No specific risk factors were associated with the development of venous thromboembolism (VTE) post-discharge in a study of patients who had thoracic surgery for primary lung cancer or metastatic cancer, and a majority of patients did not have symptoms suggesting the condition.

“This study shows that a significant proportion of lung cancer surgery patients are at risk of VTE, and indicates a need for future research into minimizing the occurrence of [deep vein thrombosis] and [pulmonary embolism],” Yaron Shargall, MD, head of thoracic surgery at McMaster University in Hamilton, Ontario, said in a press release.

Yaron Shargall

Yaron Shargall

Shargall, with colleagues from the institution and the University of Toronto, prospectively analyzed VTE occurrence among 157 patients (mean age 67 years; 55% female) who underwent anatomical or non-anatomical resections for either primary lung cancer (89.9%) or metastatic cancer (6.3%).
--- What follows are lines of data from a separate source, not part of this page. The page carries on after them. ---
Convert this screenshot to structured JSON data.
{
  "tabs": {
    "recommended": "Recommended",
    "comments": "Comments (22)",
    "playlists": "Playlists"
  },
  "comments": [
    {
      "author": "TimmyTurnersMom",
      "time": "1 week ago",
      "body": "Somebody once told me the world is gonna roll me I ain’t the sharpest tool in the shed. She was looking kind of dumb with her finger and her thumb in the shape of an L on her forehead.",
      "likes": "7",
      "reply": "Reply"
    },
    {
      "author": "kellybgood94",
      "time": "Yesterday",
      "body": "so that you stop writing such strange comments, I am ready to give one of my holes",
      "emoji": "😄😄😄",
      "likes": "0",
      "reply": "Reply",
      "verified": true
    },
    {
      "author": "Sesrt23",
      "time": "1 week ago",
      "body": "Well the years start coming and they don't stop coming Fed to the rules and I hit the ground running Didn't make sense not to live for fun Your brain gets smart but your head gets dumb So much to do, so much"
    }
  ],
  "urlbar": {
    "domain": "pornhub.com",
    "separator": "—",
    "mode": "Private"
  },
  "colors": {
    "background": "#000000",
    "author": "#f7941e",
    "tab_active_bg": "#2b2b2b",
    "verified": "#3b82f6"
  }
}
Patients received blood thinners, either unfractionated heparin or low molecular weight heparin, and mechanical prophylaxis with graduated compression stockings peri-operatively and until hospital discharge.

CT pulmonary angiography and bilateral Doppler venous ultrasound were performed after surgery (30±5 days). The investigators also recorded patient demographics, pre-operative comorbidities, histology, staging, peri-operative complications and VTE-related outcomes for up to 3 months after surgery.

The incidence rate among patients at high risk for VTE due to type of lung cancer was 12.1%, or 19 VTE events; 14 were pulmonary embolisms (8.9%), three were cases of deep vein thrombosis (1.9%), one was a combination of pulmonary embolism and DVT, and one death occurred due to a left atrial thrombus. The 30-day mortality rate was 0.64% overall and 5.2% with VTE.

“This demonstrates the clinical importance and relative fatality of VTE following lung cancer surgery,” Shargall said.

All patients diagnosed with VTE had lobectomy or segmentectomy, and most had primary lung cancer, according to the release. The clots generally formed on the same lung side as the procedure, and most patients developed lung clots without forming DVT first; only 4 (21.1%) patients showed symptoms of VTE.

Age, lung function, hospital length of stay, comorbidities, lung cancer stage, smoking status or Caprini Score (correlating to patient risk for developing VTE post-operatively) did not appear to distinguish patients who developed clots from those who did not.

“It is possible that extended use of blood thinners beyond hospital discharge may reduce the number of patients who experience these life-threatening events and may help to reduce the rates of death after lung surgery,” Shargall said.


Shargall Y. et al. Abstract P33. Presented at: The American Association for Thoracic Surgery Annual Meeting; April 25-29; Seattle.

Disclosure: Shargall reports no relevant financial disclosures.